Mindful and mindless learning by students are mainly dictated by the perception of students toward a certain problem. If someone takes a problem as it is and don’t want to think out of the box, mindless learning will prevail. The belief of knowing a topic completely sometimes close the path of further thinking and introduces a state of mindlessness. It’s good to be open to ideas or thoughts to see what else can be extracted from a problem or situation. The idea of ever-present gratification can help to be mindful. For example, if someone thinks that something great is waiting at the end, the perception of a problem may change significantly. It’s good to mindfully choose something and fail rather than mindlessly follow others.

 

Engaging the Imaginations of Digital Learners

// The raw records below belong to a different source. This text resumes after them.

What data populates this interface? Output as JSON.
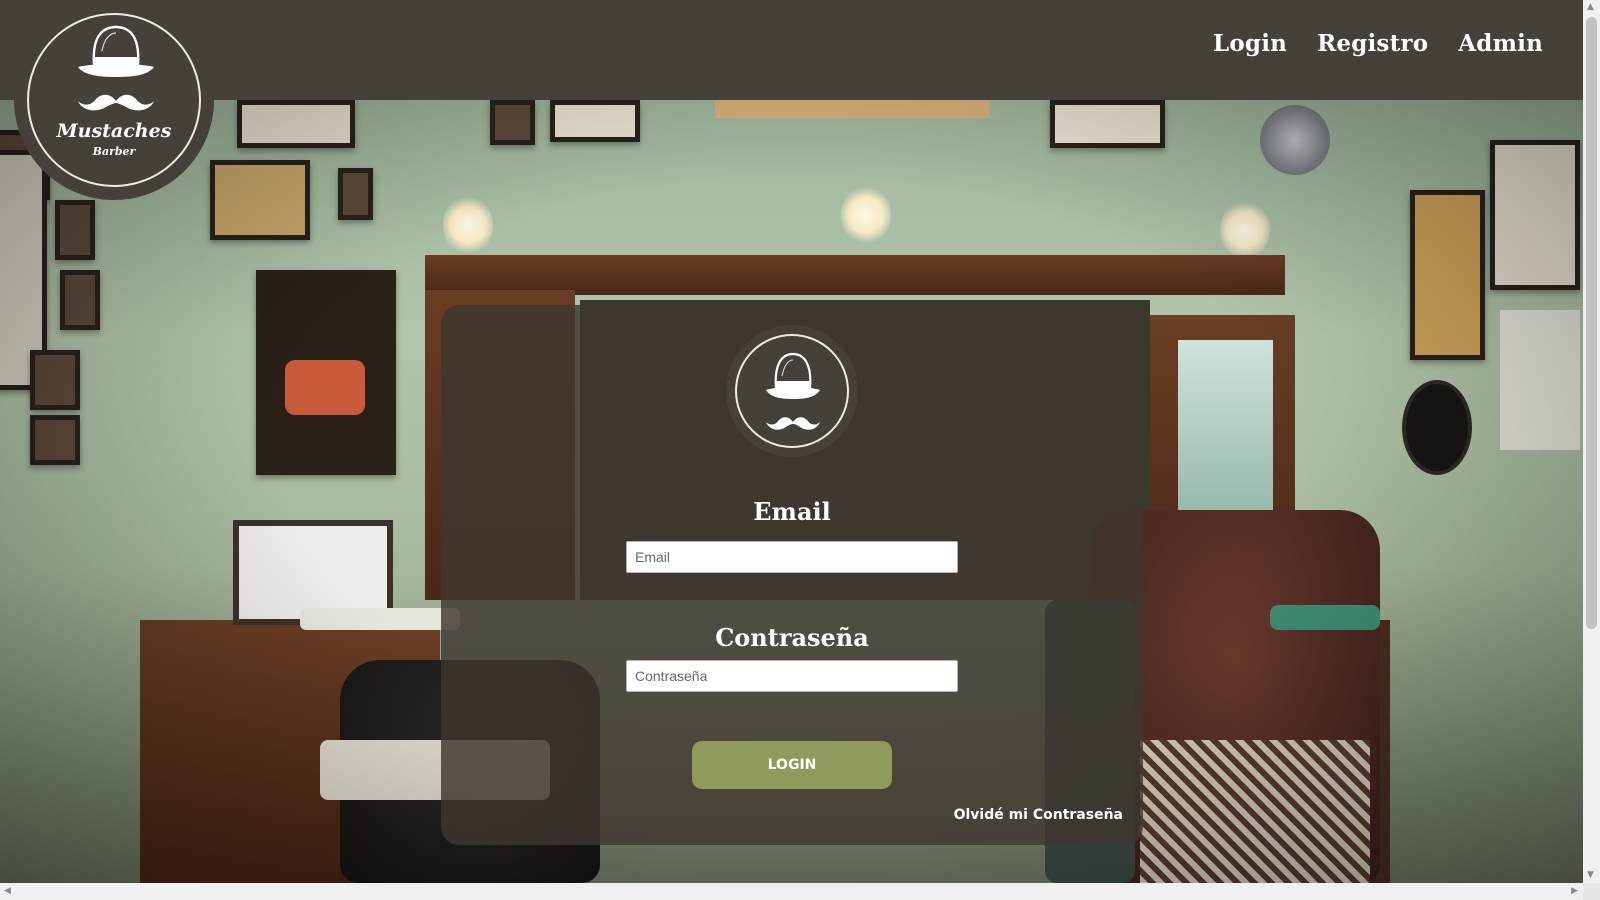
{
  "brand": {
    "name": "Mustaches",
    "subtitle": "Barber",
    "logo_icon": "bowler-hat-mustache-icon"
  },
  "nav": {
    "items": [
      {
        "label": "Login"
      },
      {
        "label": "Registro"
      },
      {
        "label": "Admin"
      }
    ]
  },
  "login_form": {
    "logo_icon": "bowler-hat-mustache-icon",
    "email_label": "Email",
    "email_placeholder": "Email",
    "email_value": "",
    "password_label": "Contraseña",
    "password_placeholder": "Contraseña",
    "password_value": "",
    "submit_label": "LOGIN",
    "forgot_label": "Olvidé mi Contraseña"
  },
  "colors": {
    "header_bg": "#46403a",
    "card_bg": "#3e3730",
    "button_bg": "#8f9a5c",
    "text": "#ffffff"
  }
}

Digital learning is somewhat taking place of conventional teaching practices. The conventional classroom settings are changing and digital pieces of equipment are taking place of conventional blackboard. Students are getting inclined into learning outside of a classroom. Laptops, the internet, mobile phones are getting access to students inside a classroom. It’s mostly on the students how they use this digital access. However, people have mixed perception to digital education or digital means. For examples, there are people who are called video game addicts, but none are called textbook addicts. Even people appreciate when you become a textbook addict. However, every video game is about solving a problem, sometimes real life problems. The solution of a video game can help a gamer to think about related real life issues and coming up with solutions to those problems. The idea of video games could be very effective if applied in a classroom setting. For example, in the video games, to uncover the next level, the first level needs to be completed successfully. If classes are designed such that every step is related to the next step and students have an urge to unveil the next level, the learning will be maximized.

Digital learning is not confining learning inside a class room. Learning has become mobile because of this. People can learn anywhere because of this. You don’t need to be in a classroom to learn. Use of software, videos have reduced the necessity of physical presence in a classroom.

The chain is long

We human are life long learners. From birth to death, we learn from our surroundings and the people we interact with. We need others for living so do for learning. Networked learning plays a big role for effective output in a classroom. We all should have a mindset to learn from others and help others in any academic setting. In a classroom, all the students are not same in talent. Learning by sharing would help a lot. Sharing while learning can help spreading skills among students in an interesting and effective way.

Research has become multidisciplinary in nature. Multidisciplinarity is the key of today’s research success.  For having a complete scenario of a problem and comprehensive solution, the different facets of it need investigation. In other words, multidisciplinary research has become Networked Research. Experts need to act together for finding a solution to a complex problem. In getting funding for a project, the project must be comprehensive, which calls for networked learning and research.